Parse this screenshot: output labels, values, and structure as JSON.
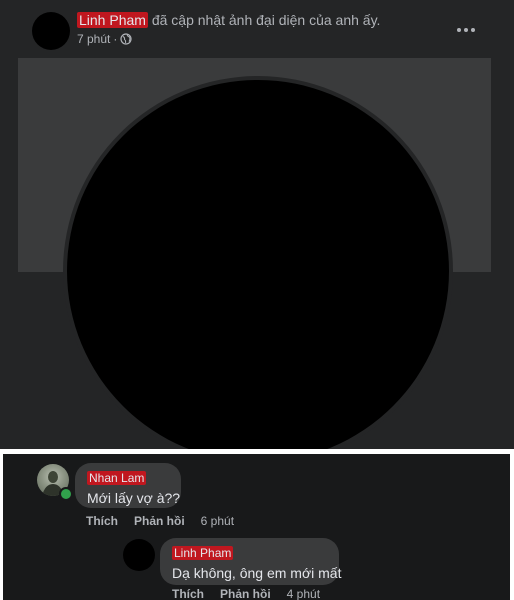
{
  "post": {
    "author": "Linh Pham",
    "action_text": "đã cập nhật ảnh đại diện của anh ấy.",
    "time": "7 phút",
    "separator": "·",
    "privacy_icon": "globe-icon",
    "more_icon": "more-options-icon"
  },
  "comments": [
    {
      "author": "Nhan Lam",
      "text": "Mới lấy vợ à??",
      "like_label": "Thích",
      "reply_label": "Phản hồi",
      "time": "6 phút",
      "online": true
    },
    {
      "author": "Linh Pham",
      "text": "Dạ không, ông em mới mất",
      "like_label": "Thích",
      "reply_label": "Phản hồi",
      "time": "4 phút"
    }
  ],
  "colors": {
    "post_bg": "#242526",
    "comments_bg": "#18191a",
    "bubble_bg": "#3a3b3c",
    "redaction": "#c0171f",
    "online": "#31a24c"
  }
}
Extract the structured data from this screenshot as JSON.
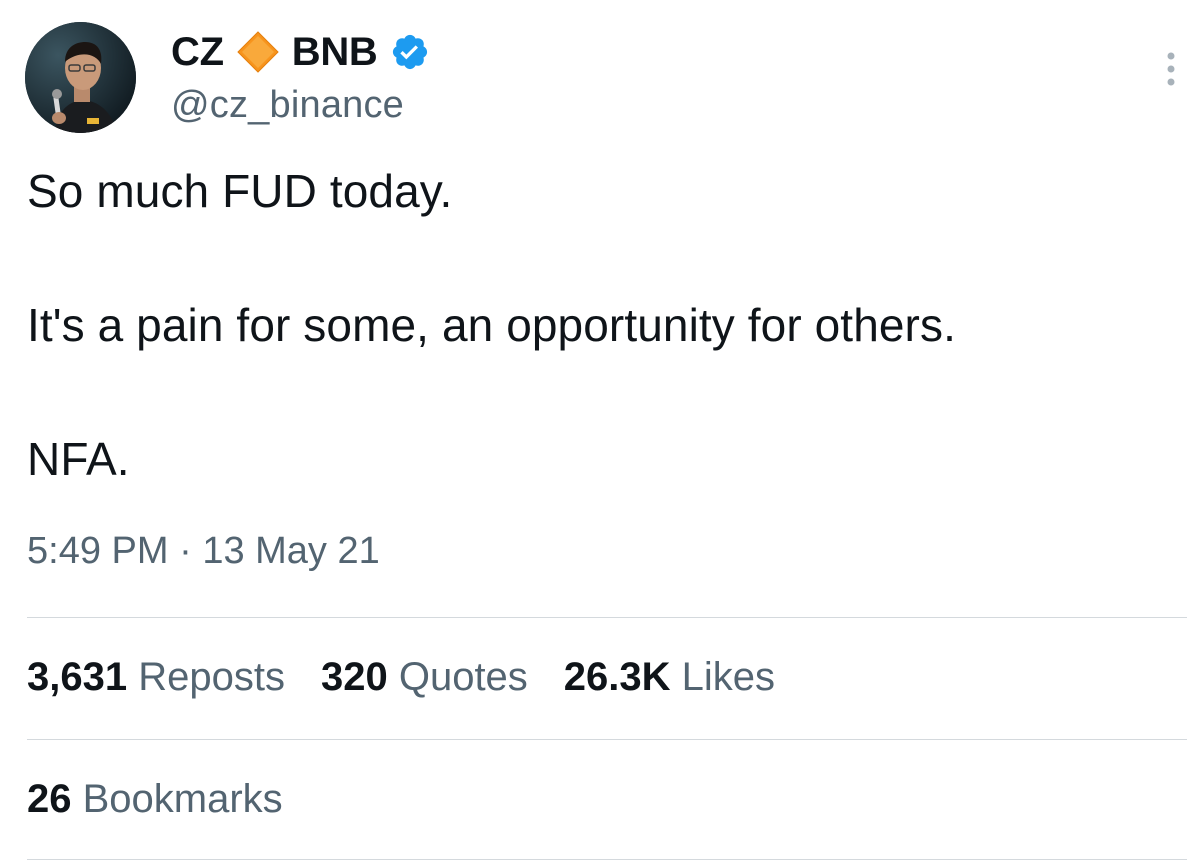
{
  "author": {
    "name_first": "CZ",
    "name_second": "BNB",
    "handle": "@cz_binance",
    "avatar_icon": "profile-photo",
    "diamond_icon": "orange-diamond-icon",
    "verified_icon": "verified-badge-icon",
    "verified_color": "#1d9bf0",
    "diamond_color": "#f7941d"
  },
  "tweet": {
    "lines": [
      "So much FUD today.",
      "It's a pain for some, an opportunity for others.",
      "NFA."
    ],
    "time": "5:49 PM",
    "separator": " · ",
    "date": "13 May 21"
  },
  "stats": {
    "reposts_count": "3,631",
    "reposts_label": " Reposts",
    "quotes_count": "320",
    "quotes_label": " Quotes",
    "likes_count": "26.3K",
    "likes_label": " Likes",
    "bookmarks_count": "26",
    "bookmarks_label": " Bookmarks"
  },
  "colors": {
    "text_primary": "#0f1419",
    "text_secondary": "#536471",
    "divider": "#d4d9dd"
  },
  "menu": {
    "more_icon": "more-vertical-icon"
  }
}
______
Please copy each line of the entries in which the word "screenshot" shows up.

(Exercise response)
Parse this screenshot: output labels, values, and structure as JSON.
Extract the structured data from this screenshot as JSON.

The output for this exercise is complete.